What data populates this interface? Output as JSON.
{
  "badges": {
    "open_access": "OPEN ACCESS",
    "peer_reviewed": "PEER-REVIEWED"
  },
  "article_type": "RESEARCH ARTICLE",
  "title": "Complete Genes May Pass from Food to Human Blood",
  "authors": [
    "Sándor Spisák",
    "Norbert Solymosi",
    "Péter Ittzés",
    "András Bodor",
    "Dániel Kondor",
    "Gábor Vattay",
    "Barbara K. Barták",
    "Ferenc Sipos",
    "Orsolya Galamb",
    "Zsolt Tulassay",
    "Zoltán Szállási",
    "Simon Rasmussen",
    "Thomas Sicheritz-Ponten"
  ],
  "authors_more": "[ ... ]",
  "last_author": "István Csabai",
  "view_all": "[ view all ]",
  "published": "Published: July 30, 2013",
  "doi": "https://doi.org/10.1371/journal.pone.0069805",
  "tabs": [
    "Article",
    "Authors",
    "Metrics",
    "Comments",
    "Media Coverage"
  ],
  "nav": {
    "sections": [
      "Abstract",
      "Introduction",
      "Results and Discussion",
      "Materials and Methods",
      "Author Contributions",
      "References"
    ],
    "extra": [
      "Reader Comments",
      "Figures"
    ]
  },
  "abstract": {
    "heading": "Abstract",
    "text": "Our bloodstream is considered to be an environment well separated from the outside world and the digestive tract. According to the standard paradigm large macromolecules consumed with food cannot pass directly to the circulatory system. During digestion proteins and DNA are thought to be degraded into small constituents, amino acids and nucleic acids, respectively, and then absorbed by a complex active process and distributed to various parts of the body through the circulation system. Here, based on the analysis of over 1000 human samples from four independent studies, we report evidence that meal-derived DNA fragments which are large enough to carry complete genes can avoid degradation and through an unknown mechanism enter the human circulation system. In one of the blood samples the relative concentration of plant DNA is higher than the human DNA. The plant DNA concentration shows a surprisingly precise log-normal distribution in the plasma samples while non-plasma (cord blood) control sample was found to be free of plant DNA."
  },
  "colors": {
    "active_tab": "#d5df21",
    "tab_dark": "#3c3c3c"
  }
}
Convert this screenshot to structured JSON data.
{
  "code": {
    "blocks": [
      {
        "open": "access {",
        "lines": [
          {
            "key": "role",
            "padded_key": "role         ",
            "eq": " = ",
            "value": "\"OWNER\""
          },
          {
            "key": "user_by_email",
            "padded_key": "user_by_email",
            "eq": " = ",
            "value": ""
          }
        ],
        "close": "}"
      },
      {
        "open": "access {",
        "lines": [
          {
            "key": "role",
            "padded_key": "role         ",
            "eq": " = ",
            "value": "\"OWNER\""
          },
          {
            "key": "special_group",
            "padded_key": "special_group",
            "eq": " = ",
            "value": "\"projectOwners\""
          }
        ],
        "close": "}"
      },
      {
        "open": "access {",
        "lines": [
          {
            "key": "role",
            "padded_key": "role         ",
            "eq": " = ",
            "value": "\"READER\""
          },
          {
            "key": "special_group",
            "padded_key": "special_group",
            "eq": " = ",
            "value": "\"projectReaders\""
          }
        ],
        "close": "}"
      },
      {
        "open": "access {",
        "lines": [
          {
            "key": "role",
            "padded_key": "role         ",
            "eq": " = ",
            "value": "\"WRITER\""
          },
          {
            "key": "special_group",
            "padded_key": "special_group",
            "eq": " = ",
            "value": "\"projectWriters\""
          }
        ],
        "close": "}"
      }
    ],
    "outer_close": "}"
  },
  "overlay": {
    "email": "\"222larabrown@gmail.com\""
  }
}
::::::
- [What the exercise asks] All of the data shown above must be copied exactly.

- [Written answer]
What data populates this interface? Output as JSON.
{
  "badges": {
    "open_access": "OPEN ACCESS",
    "peer_reviewed": "PEER-REVIEWED"
  },
  "article_type": "RESEARCH ARTICLE",
  "title": "Complete Genes May Pass from Food to Human Blood",
  "authors": [
    "Sándor Spisák",
    "Norbert Solymosi",
    "Péter Ittzés",
    "András Bodor",
    "Dániel Kondor",
    "Gábor Vattay",
    "Barbara K. Barták",
    "Ferenc Sipos",
    "Orsolya Galamb",
    "Zsolt Tulassay",
    "Zoltán Szállási",
    "Simon Rasmussen",
    "Thomas Sicheritz-Ponten"
  ],
  "authors_more": "[ ... ]",
  "last_author": "István Csabai",
  "view_all": "[ view all ]",
  "published": "Published: July 30, 2013",
  "doi": "https://doi.org/10.1371/journal.pone.0069805",
  "tabs": [
    "Article",
    "Authors",
    "Metrics",
    "Comments",
    "Media Coverage"
  ],
  "nav": {
    "sections": [
      "Abstract",
      "Introduction",
      "Results and Discussion",
      "Materials and Methods",
      "Author Contributions",
      "References"
    ],
    "extra": [
      "Reader Comments",
      "Figures"
    ]
  },
  "abstract": {
    "heading": "Abstract",
    "text": "Our bloodstream is considered to be an environment well separated from the outside world and the digestive tract. According to the standard paradigm large macromolecules consumed with food cannot pass directly to the circulatory system. During digestion proteins and DNA are thought to be degraded into small constituents, amino acids and nucleic acids, respectively, and then absorbed by a complex active process and distributed to various parts of the body through the circulation system. Here, based on the analysis of over 1000 human samples from four independent studies, we report evidence that meal-derived DNA fragments which are large enough to carry complete genes can avoid degradation and through an unknown mechanism enter the human circulation system. In one of the blood samples the relative concentration of plant DNA is higher than the human DNA. The plant DNA concentration shows a surprisingly precise log-normal distribution in the plasma samples while non-plasma (cord blood) control sample was found to be free of plant DNA."
  },
  "colors": {
    "active_tab": "#d5df21",
    "tab_dark": "#3c3c3c"
  }
}
Convert this screenshot to structured JSON data.
{
  "code": {
    "blocks": [
      {
        "open": "access {",
        "lines": [
          {
            "key": "role",
            "padded_key": "role         ",
            "eq": " = ",
            "value": "\"OWNER\""
          },
          {
            "key": "user_by_email",
            "padded_key": "user_by_email",
            "eq": " = ",
            "value": ""
          }
        ],
        "close": "}"
      },
      {
        "open": "access {",
        "lines": [
          {
            "key": "role",
            "padded_key": "role         ",
            "eq": " = ",
            "value": "\"OWNER\""
          },
          {
            "key": "special_group",
            "padded_key": "special_group",
            "eq": " = ",
            "value": "\"projectOwners\""
          }
        ],
        "close": "}"
      },
      {
        "open": "access {",
        "lines": [
          {
            "key": "role",
            "padded_key": "role         ",
            "eq": " = ",
            "value": "\"READER\""
          },
          {
            "key": "special_group",
            "padded_key": "special_group",
            "eq": " = ",
            "value": "\"projectReaders\""
          }
        ],
        "close": "}"
      },
      {
        "open": "access {",
        "lines": [
          {
            "key": "role",
            "padded_key": "role         ",
            "eq": " = ",
            "value": "\"WRITER\""
          },
          {
            "key": "special_group",
            "padded_key": "special_group",
            "eq": " = ",
            "value": "\"projectWriters\""
          }
        ],
        "close": "}"
      }
    ],
    "outer_close": "}"
  },
  "overlay": {
    "email": "\"222larabrown@gmail.com\""
  }
}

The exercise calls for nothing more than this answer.